Part of the issue in Ottawa is there is an obession with parks and green space if you look at comments when a project comes up more times then not people say that would be a great spot for a park or we need a big garden etc it really gets silly at times.
Ottawa isn't just like any other city. It's a single industry town (data processing died 10 years ago and the wood industry 60 years ago). The city's one and only employer is the federal government and it provides the pay checks for over 100,000 employees as well as feeding all the lobbying and related industries in town.

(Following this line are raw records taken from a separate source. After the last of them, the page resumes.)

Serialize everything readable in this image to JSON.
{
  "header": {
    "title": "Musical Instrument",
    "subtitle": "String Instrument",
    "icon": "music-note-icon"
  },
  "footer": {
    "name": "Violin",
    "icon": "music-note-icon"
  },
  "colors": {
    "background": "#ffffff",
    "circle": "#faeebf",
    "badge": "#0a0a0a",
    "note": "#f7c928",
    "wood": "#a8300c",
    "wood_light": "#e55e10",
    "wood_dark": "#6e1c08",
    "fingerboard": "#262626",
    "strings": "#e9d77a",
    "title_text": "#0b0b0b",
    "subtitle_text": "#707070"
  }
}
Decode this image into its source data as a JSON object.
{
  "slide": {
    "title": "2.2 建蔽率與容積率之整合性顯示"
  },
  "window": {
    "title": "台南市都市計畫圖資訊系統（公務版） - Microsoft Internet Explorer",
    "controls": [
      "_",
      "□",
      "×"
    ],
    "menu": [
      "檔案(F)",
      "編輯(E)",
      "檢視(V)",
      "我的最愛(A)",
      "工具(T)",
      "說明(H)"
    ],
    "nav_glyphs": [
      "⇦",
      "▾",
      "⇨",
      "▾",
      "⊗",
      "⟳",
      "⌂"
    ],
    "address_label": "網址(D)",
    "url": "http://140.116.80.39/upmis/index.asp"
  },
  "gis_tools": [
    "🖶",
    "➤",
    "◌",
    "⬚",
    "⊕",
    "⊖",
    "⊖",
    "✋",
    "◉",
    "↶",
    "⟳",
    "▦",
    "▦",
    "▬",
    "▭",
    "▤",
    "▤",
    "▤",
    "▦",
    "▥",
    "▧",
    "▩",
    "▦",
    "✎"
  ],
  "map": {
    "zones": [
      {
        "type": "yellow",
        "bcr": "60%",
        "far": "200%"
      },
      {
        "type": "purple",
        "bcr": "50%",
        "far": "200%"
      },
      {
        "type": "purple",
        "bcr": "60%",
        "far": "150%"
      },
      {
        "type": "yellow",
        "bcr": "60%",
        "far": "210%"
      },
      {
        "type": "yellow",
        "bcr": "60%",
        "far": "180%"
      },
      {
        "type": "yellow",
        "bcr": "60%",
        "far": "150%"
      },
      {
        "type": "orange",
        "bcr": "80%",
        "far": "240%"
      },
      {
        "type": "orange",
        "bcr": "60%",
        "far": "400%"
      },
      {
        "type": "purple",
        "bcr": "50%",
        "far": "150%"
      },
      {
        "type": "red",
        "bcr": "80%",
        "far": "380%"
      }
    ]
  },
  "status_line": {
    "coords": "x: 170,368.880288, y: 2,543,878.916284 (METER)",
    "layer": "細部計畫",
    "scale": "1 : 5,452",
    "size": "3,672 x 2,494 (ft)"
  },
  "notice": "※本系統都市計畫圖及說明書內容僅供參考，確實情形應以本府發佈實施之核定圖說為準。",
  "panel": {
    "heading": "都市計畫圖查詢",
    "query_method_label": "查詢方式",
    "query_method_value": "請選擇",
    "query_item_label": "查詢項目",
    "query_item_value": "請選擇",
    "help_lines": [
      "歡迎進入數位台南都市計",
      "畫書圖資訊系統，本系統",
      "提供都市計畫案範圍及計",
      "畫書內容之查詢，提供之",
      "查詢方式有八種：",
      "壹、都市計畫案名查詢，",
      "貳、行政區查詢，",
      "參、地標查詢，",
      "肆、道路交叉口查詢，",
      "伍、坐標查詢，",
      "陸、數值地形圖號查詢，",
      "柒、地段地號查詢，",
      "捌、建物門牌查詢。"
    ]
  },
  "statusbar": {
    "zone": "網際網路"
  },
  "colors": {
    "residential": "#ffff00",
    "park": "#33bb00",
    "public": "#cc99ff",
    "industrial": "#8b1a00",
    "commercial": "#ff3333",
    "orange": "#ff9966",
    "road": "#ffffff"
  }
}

The only other industry of relevance in town is the tourist industry. Tourists do not come to Ottawa to visit shopping malls and suburbs and tall condos. They come here and spend money here to see historical buildings, historical structures like the Rideau Canal, historical areas like the Market, Chinatown and Little Italy and, yes, green space and parks.
We are lucky to have the NCC to foot much of the cost of our tourist industry with Canadian taxpayers’ money (think Winterlude). Most Canadian tourist cities (think Vancouver, Halifax) do not have that privilege.
With 20,000 Ottawa federal jobs to be axed within the next 5 to 10 years (source CCPA), there will probably be a glut of condos in Ottawa. There will be less money going around and tourist dollars will be very valuable for the City help to pay for its infrastructures, old and new.
So, I wouldn't put down parks. There may be too much unused green open space along the Ottawa River, I agree. The NCC has been sitting on LeBreton Flats for the past 50 years and a plan to redevelop the Ottawa Chaudiere islands for at least 20 years. The city’s Strathcona Park is a gem and so are each and every one of possibly over a hundred protected areas that the city has for its citizens to use for leisure and play. Quality of life is what defines a city and parks are part of it.
The City has probably reached its optimum size anyway. Any bigger, the City may end up by spending much more to maintain itself that it can take in, even if taxes are increased considerably. Development can't go on forever in Ottawa. There is a limit to the number of jobs and to disposable income.
So, maybe we need a new planning model.